Exercise goal:
Search the entries below. Return every line that has "timestamp" in it.

Data for processing:
┏━━
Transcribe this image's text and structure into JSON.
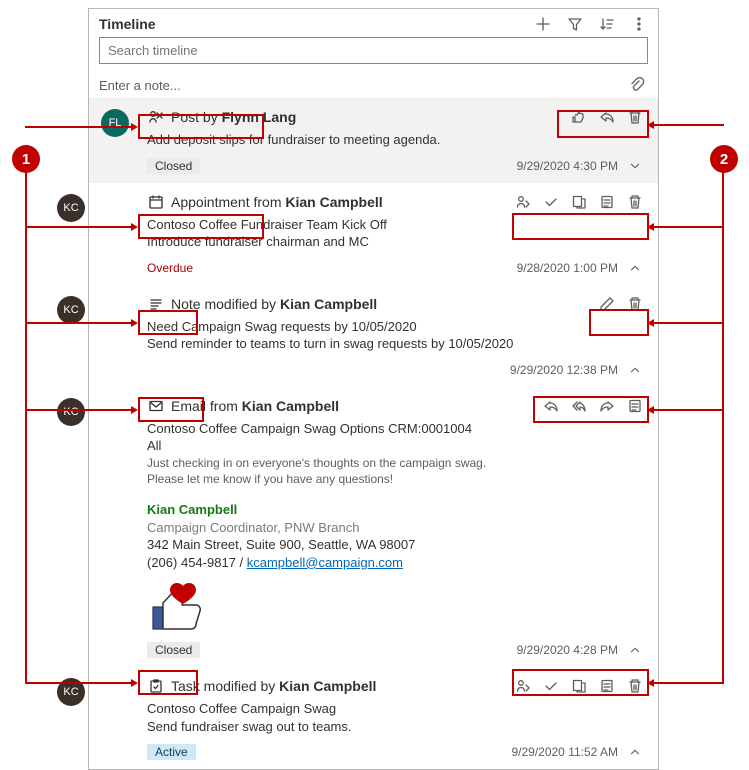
{
  "header": {
    "title": "Timeline",
    "search_placeholder": "Search timeline",
    "note_placeholder": "Enter a note..."
  },
  "callouts": {
    "left": "1",
    "right": "2"
  },
  "items": [
    {
      "avatar": "FL",
      "avatar_class": "av-teal",
      "type": "Post",
      "by_prefix": " by ",
      "author": "Flynn Lang",
      "lines": [
        "Add deposit slips for fundraiser to meeting agenda."
      ],
      "badge": "Closed",
      "badge_class": "",
      "timestamp": "9/29/2020 4:30 PM",
      "chevron": "down",
      "shaded": true,
      "actions": [
        "like",
        "reply",
        "delete"
      ],
      "type_icon": "post"
    },
    {
      "avatar": "KC",
      "avatar_class": "av-brown",
      "type": "Appointment",
      "by_prefix": " from ",
      "author": "Kian Campbell",
      "lines": [
        "Contoso Coffee Fundraiser Team Kick Off",
        "Introduce fundraiser chairman and MC"
      ],
      "badge": "Overdue",
      "badge_class": "overdue",
      "timestamp": "9/28/2020 1:00 PM",
      "chevron": "up",
      "actions": [
        "assign",
        "complete",
        "open",
        "note",
        "delete"
      ],
      "type_icon": "appointment"
    },
    {
      "avatar": "KC",
      "avatar_class": "av-brown",
      "type": "Note",
      "by_prefix": " modified by ",
      "author": "Kian Campbell",
      "lines": [
        "Need Campaign Swag requests by 10/05/2020",
        "Send reminder to teams to turn in swag requests by 10/05/2020"
      ],
      "badge": "",
      "badge_class": "",
      "timestamp": "9/29/2020 12:38 PM",
      "chevron": "up",
      "actions": [
        "edit",
        "delete"
      ],
      "type_icon": "note"
    },
    {
      "avatar": "KC",
      "avatar_class": "av-brown",
      "type": "Email",
      "by_prefix": " from ",
      "author": "Kian Campbell",
      "lines": [
        "Contoso Coffee Campaign Swag Options CRM:0001004"
      ],
      "email_to": "All",
      "email_body1": "Just checking in on everyone's thoughts on the campaign swag.",
      "email_body2": "Please let me know if you have any questions!",
      "sig_name": "Kian Campbell",
      "sig_role": "Campaign Coordinator, PNW Branch",
      "sig_addr": "342 Main Street, Suite 900, Seattle, WA 98007",
      "sig_phone": "(206) 454-9817 / ",
      "sig_email": "kcampbell@campaign.com",
      "badge": "Closed",
      "badge_class": "",
      "timestamp": "9/29/2020 4:28 PM",
      "chevron": "up",
      "actions": [
        "reply",
        "replyall",
        "forward",
        "note"
      ],
      "type_icon": "email"
    },
    {
      "avatar": "KC",
      "avatar_class": "av-brown",
      "type": "Task",
      "by_prefix": " modified by ",
      "author": "Kian Campbell",
      "lines": [
        "Contoso Coffee Campaign Swag",
        "Send fundraiser swag out to teams."
      ],
      "badge": "Active",
      "badge_class": "active",
      "timestamp": "9/29/2020 11:52 AM",
      "chevron": "up",
      "actions": [
        "assign",
        "complete",
        "open",
        "note",
        "delete"
      ],
      "type_icon": "task"
    }
  ]
}
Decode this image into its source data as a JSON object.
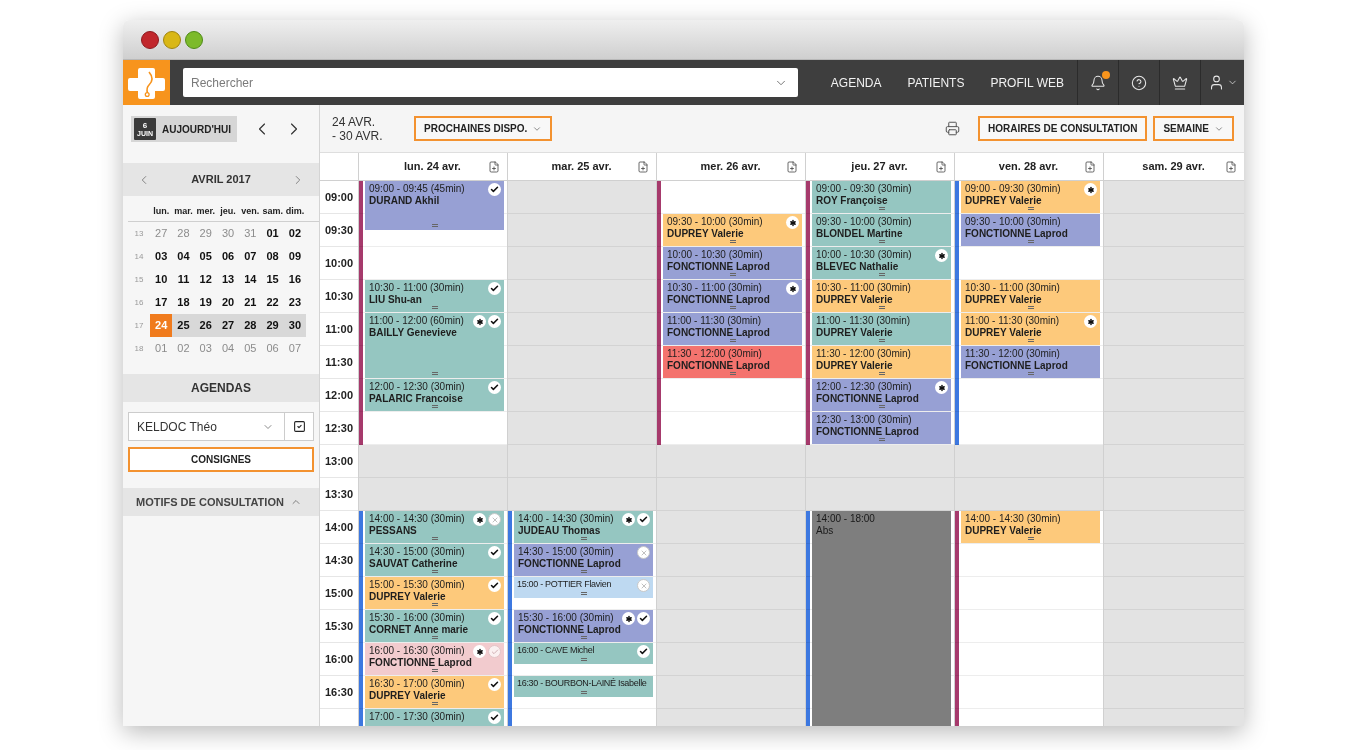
{
  "nav": {
    "search": {
      "placeholder": "Rechercher"
    },
    "links": [
      "AGENDA",
      "PATIENTS",
      "PROFIL WEB"
    ],
    "notifications_unread": true
  },
  "sidebar_toolbar": {
    "today_button": {
      "label": "AUJOURD'HUI",
      "badge_day": "6",
      "badge_month": "JUIN"
    }
  },
  "mini_calendar": {
    "title": "AVRIL 2017",
    "weekdays": [
      "lun.",
      "mar.",
      "mer.",
      "jeu.",
      "ven.",
      "sam.",
      "dim."
    ],
    "weeks": [
      {
        "number": "13",
        "days": [
          {
            "label": "27",
            "muted": true,
            "in_range": false,
            "selected": false
          },
          {
            "label": "28",
            "muted": true,
            "in_range": false,
            "selected": false
          },
          {
            "label": "29",
            "muted": true,
            "in_range": false,
            "selected": false
          },
          {
            "label": "30",
            "muted": true,
            "in_range": false,
            "selected": false
          },
          {
            "label": "31",
            "muted": true,
            "in_range": false,
            "selected": false
          },
          {
            "label": "01",
            "muted": false,
            "in_range": false,
            "selected": false
          },
          {
            "label": "02",
            "muted": false,
            "in_range": false,
            "selected": false
          }
        ]
      },
      {
        "number": "14",
        "days": [
          {
            "label": "03",
            "muted": false,
            "in_range": false,
            "selected": false
          },
          {
            "label": "04",
            "muted": false,
            "in_range": false,
            "selected": false
          },
          {
            "label": "05",
            "muted": false,
            "in_range": false,
            "selected": false
          },
          {
            "label": "06",
            "muted": false,
            "in_range": false,
            "selected": false
          },
          {
            "label": "07",
            "muted": false,
            "in_range": false,
            "selected": false
          },
          {
            "label": "08",
            "muted": false,
            "in_range": false,
            "selected": false
          },
          {
            "label": "09",
            "muted": false,
            "in_range": false,
            "selected": false
          }
        ]
      },
      {
        "number": "15",
        "days": [
          {
            "label": "10",
            "muted": false,
            "in_range": false,
            "selected": false
          },
          {
            "label": "11",
            "muted": false,
            "in_range": false,
            "selected": false
          },
          {
            "label": "12",
            "muted": false,
            "in_range": false,
            "selected": false
          },
          {
            "label": "13",
            "muted": false,
            "in_range": false,
            "selected": false
          },
          {
            "label": "14",
            "muted": false,
            "in_range": false,
            "selected": false
          },
          {
            "label": "15",
            "muted": false,
            "in_range": false,
            "selected": false
          },
          {
            "label": "16",
            "muted": false,
            "in_range": false,
            "selected": false
          }
        ]
      },
      {
        "number": "16",
        "days": [
          {
            "label": "17",
            "muted": false,
            "in_range": false,
            "selected": false
          },
          {
            "label": "18",
            "muted": false,
            "in_range": false,
            "selected": false
          },
          {
            "label": "19",
            "muted": false,
            "in_range": false,
            "selected": false
          },
          {
            "label": "20",
            "muted": false,
            "in_range": false,
            "selected": false
          },
          {
            "label": "21",
            "muted": false,
            "in_range": false,
            "selected": false
          },
          {
            "label": "22",
            "muted": false,
            "in_range": false,
            "selected": false
          },
          {
            "label": "23",
            "muted": false,
            "in_range": false,
            "selected": false
          }
        ]
      },
      {
        "number": "17",
        "days": [
          {
            "label": "24",
            "muted": false,
            "in_range": true,
            "selected": true
          },
          {
            "label": "25",
            "muted": false,
            "in_range": true,
            "selected": false
          },
          {
            "label": "26",
            "muted": false,
            "in_range": true,
            "selected": false
          },
          {
            "label": "27",
            "muted": false,
            "in_range": true,
            "selected": false
          },
          {
            "label": "28",
            "muted": false,
            "in_range": true,
            "selected": false
          },
          {
            "label": "29",
            "muted": false,
            "in_range": true,
            "selected": false
          },
          {
            "label": "30",
            "muted": false,
            "in_range": true,
            "selected": false
          }
        ]
      },
      {
        "number": "18",
        "days": [
          {
            "label": "01",
            "muted": true,
            "in_range": false,
            "selected": false
          },
          {
            "label": "02",
            "muted": true,
            "in_range": false,
            "selected": false
          },
          {
            "label": "03",
            "muted": true,
            "in_range": false,
            "selected": false
          },
          {
            "label": "04",
            "muted": true,
            "in_range": false,
            "selected": false
          },
          {
            "label": "05",
            "muted": true,
            "in_range": false,
            "selected": false
          },
          {
            "label": "06",
            "muted": true,
            "in_range": false,
            "selected": false
          },
          {
            "label": "07",
            "muted": true,
            "in_range": false,
            "selected": false
          }
        ]
      }
    ]
  },
  "agendas": {
    "title": "AGENDAS",
    "select_value": "KELDOC Théo",
    "checked": true,
    "instructions_button": "CONSIGNES"
  },
  "motifs": {
    "title": "MOTIFS DE CONSULTATION",
    "expanded": true
  },
  "toolbar": {
    "date_range": [
      "24 AVR.",
      "- 30 AVR."
    ],
    "next_available_button": "PROCHAINES DISPO.",
    "hours_button": "HORAIRES DE CONSULTATION",
    "view_select": "SEMAINE"
  },
  "calendar": {
    "times": [
      "09:00",
      "09:30",
      "10:00",
      "10:30",
      "11:00",
      "11:30",
      "12:00",
      "12:30",
      "13:00",
      "13:30",
      "14:00",
      "14:30",
      "15:00",
      "15:30",
      "16:00",
      "16:30"
    ],
    "days": [
      {
        "label": "lun. 24 avr.",
        "sessions": [
          {
            "kind": "morning",
            "color": "#a63a6c"
          },
          {
            "kind": "afternoon",
            "color": "#3d78e0"
          }
        ],
        "events": [
          {
            "kind": "appointment",
            "color": "#97a0d4",
            "time": "09:00 - 09:45 (45min)",
            "name": "DURAND Akhil",
            "icons": [
              {
                "kind": "check"
              }
            ]
          },
          {
            "kind": "appointment",
            "color": "#95c6c1",
            "time": "10:30 - 11:00 (30min)",
            "name": "LIU Shu-an",
            "icons": [
              {
                "kind": "check"
              }
            ]
          },
          {
            "kind": "appointment",
            "color": "#95c6c1",
            "time": "11:00 - 12:00 (60min)",
            "name": "BAILLY Genevieve",
            "icons": [
              {
                "kind": "asterisk"
              },
              {
                "kind": "check"
              }
            ]
          },
          {
            "kind": "appointment",
            "color": "#95c6c1",
            "time": "12:00 - 12:30 (30min)",
            "name": "PALARIC Francoise",
            "icons": [
              {
                "kind": "check"
              }
            ]
          },
          {
            "kind": "appointment",
            "color": "#95c6c1",
            "time": "14:00 - 14:30 (30min)",
            "name": "PESSANS",
            "icons": [
              {
                "kind": "asterisk"
              },
              {
                "kind": "cross"
              }
            ]
          },
          {
            "kind": "appointment",
            "color": "#95c6c1",
            "time": "14:30 - 15:00 (30min)",
            "name": "SAUVAT Catherine",
            "icons": [
              {
                "kind": "check"
              }
            ]
          },
          {
            "kind": "appointment",
            "color": "#fdc97b",
            "time": "15:00 - 15:30 (30min)",
            "name": "DUPREY Valerie",
            "icons": [
              {
                "kind": "check"
              }
            ]
          },
          {
            "kind": "appointment",
            "color": "#95c6c1",
            "time": "15:30 - 16:00 (30min)",
            "name": "CORNET Anne marie",
            "icons": [
              {
                "kind": "check"
              }
            ]
          },
          {
            "kind": "appointment",
            "color": "#f2cbce",
            "time": "16:00 - 16:30 (30min)",
            "name": "FONCTIONNE Laprod",
            "icons": [
              {
                "kind": "asterisk"
              },
              {
                "kind": "faded"
              }
            ]
          },
          {
            "kind": "appointment",
            "color": "#fdc97b",
            "time": "16:30 - 17:00 (30min)",
            "name": "DUPREY Valerie",
            "icons": [
              {
                "kind": "check"
              }
            ]
          },
          {
            "kind": "appointment",
            "color": "#95c6c1",
            "time": "17:00 - 17:30 (30min)",
            "icons": [
              {
                "kind": "check"
              }
            ]
          }
        ]
      },
      {
        "label": "mar. 25 avr.",
        "sessions": [
          {
            "kind": "afternoon",
            "color": "#3d78e0"
          }
        ],
        "events": [
          {
            "kind": "appointment",
            "color": "#95c6c1",
            "time": "14:00 - 14:30 (30min)",
            "name": "JUDEAU Thomas",
            "icons": [
              {
                "kind": "asterisk"
              },
              {
                "kind": "check"
              }
            ]
          },
          {
            "kind": "appointment",
            "color": "#97a0d4",
            "time": "14:30 - 15:00 (30min)",
            "name": "FONCTIONNE Laprod",
            "icons": [
              {
                "kind": "cross"
              }
            ]
          },
          {
            "kind": "compact",
            "color": "#bed9f1",
            "label": "15:00 - POTTIER Flavien",
            "icons": [
              {
                "kind": "cross"
              }
            ]
          },
          {
            "kind": "appointment",
            "color": "#97a0d4",
            "time": "15:30 - 16:00 (30min)",
            "name": "FONCTIONNE Laprod",
            "icons": [
              {
                "kind": "asterisk"
              },
              {
                "kind": "check"
              }
            ]
          },
          {
            "kind": "compact",
            "color": "#95c6c1",
            "label": "16:00 - CAVE Michel",
            "icons": [
              {
                "kind": "check"
              }
            ]
          },
          {
            "kind": "compact",
            "color": "#95c6c1",
            "label": "16:30 - BOURBON-LAINÉ Isabelle"
          }
        ]
      },
      {
        "label": "mer. 26 avr.",
        "sessions": [
          {
            "kind": "morning",
            "color": "#a63a6c"
          }
        ],
        "events": [
          {
            "kind": "appointment",
            "color": "#fdc97b",
            "time": "09:30 - 10:00 (30min)",
            "name": "DUPREY Valerie",
            "icons": [
              {
                "kind": "asterisk"
              }
            ]
          },
          {
            "kind": "appointment",
            "color": "#97a0d4",
            "time": "10:00 - 10:30 (30min)",
            "name": "FONCTIONNE Laprod"
          },
          {
            "kind": "appointment",
            "color": "#97a0d4",
            "time": "10:30 - 11:00 (30min)",
            "name": "FONCTIONNE Laprod",
            "icons": [
              {
                "kind": "asterisk"
              }
            ]
          },
          {
            "kind": "appointment",
            "color": "#97a0d4",
            "time": "11:00 - 11:30 (30min)",
            "name": "FONCTIONNE Laprod"
          },
          {
            "kind": "appointment",
            "color": "#f4736e",
            "time": "11:30 - 12:00 (30min)",
            "name": "FONCTIONNE Laprod"
          }
        ]
      },
      {
        "label": "jeu. 27 avr.",
        "sessions": [
          {
            "kind": "morning",
            "color": "#a63a6c"
          },
          {
            "kind": "afternoon",
            "color": "#3d78e0"
          }
        ],
        "events": [
          {
            "kind": "appointment",
            "color": "#95c6c1",
            "time": "09:00 - 09:30 (30min)",
            "name": "ROY Françoise"
          },
          {
            "kind": "appointment",
            "color": "#95c6c1",
            "time": "09:30 - 10:00 (30min)",
            "name": "BLONDEL Martine"
          },
          {
            "kind": "appointment",
            "color": "#95c6c1",
            "time": "10:00 - 10:30 (30min)",
            "name": "BLEVEC Nathalie",
            "icons": [
              {
                "kind": "asterisk"
              }
            ]
          },
          {
            "kind": "appointment",
            "color": "#fdc97b",
            "time": "10:30 - 11:00 (30min)",
            "name": "DUPREY Valerie"
          },
          {
            "kind": "appointment",
            "color": "#95c6c1",
            "time": "11:00 - 11:30 (30min)",
            "name": "DUPREY Valerie"
          },
          {
            "kind": "appointment",
            "color": "#fdc97b",
            "time": "11:30 - 12:00 (30min)",
            "name": "DUPREY Valerie"
          },
          {
            "kind": "appointment",
            "color": "#97a0d4",
            "time": "12:00 - 12:30 (30min)",
            "name": "FONCTIONNE Laprod",
            "icons": [
              {
                "kind": "asterisk"
              }
            ]
          },
          {
            "kind": "appointment",
            "color": "#97a0d4",
            "time": "12:30 - 13:00 (30min)",
            "name": "FONCTIONNE Laprod"
          },
          {
            "kind": "absence",
            "color": "#7e7e7e",
            "time": "14:00 - 18:00",
            "name": "Abs"
          }
        ]
      },
      {
        "label": "ven. 28 avr.",
        "sessions": [
          {
            "kind": "morning",
            "color": "#3d78e0"
          },
          {
            "kind": "afternoon",
            "color": "#a63a6c"
          }
        ],
        "events": [
          {
            "kind": "appointment",
            "color": "#fdc97b",
            "time": "09:00 - 09:30 (30min)",
            "name": "DUPREY Valerie",
            "icons": [
              {
                "kind": "asterisk"
              }
            ]
          },
          {
            "kind": "appointment",
            "color": "#97a0d4",
            "time": "09:30 - 10:00 (30min)",
            "name": "FONCTIONNE Laprod"
          },
          {
            "kind": "appointment",
            "color": "#fdc97b",
            "time": "10:30 - 11:00 (30min)",
            "name": "DUPREY Valerie"
          },
          {
            "kind": "appointment",
            "color": "#fdc97b",
            "time": "11:00 - 11:30 (30min)",
            "name": "DUPREY Valerie",
            "icons": [
              {
                "kind": "asterisk"
              }
            ]
          },
          {
            "kind": "appointment",
            "color": "#97a0d4",
            "time": "11:30 - 12:00 (30min)",
            "name": "FONCTIONNE Laprod"
          },
          {
            "kind": "appointment",
            "color": "#fdc97b",
            "time": "14:00 - 14:30 (30min)",
            "name": "DUPREY Valerie"
          }
        ]
      },
      {
        "label": "sam. 29 avr."
      }
    ]
  }
}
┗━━
Output:
      "timestamp": "9/29/2020 4:30 PM",
      "timestamp": "9/28/2020 1:00 PM",
      "timestamp": "9/29/2020 12:38 PM",
      "timestamp": "9/29/2020 4:28 PM",
      "timestamp": "9/29/2020 11:52 AM",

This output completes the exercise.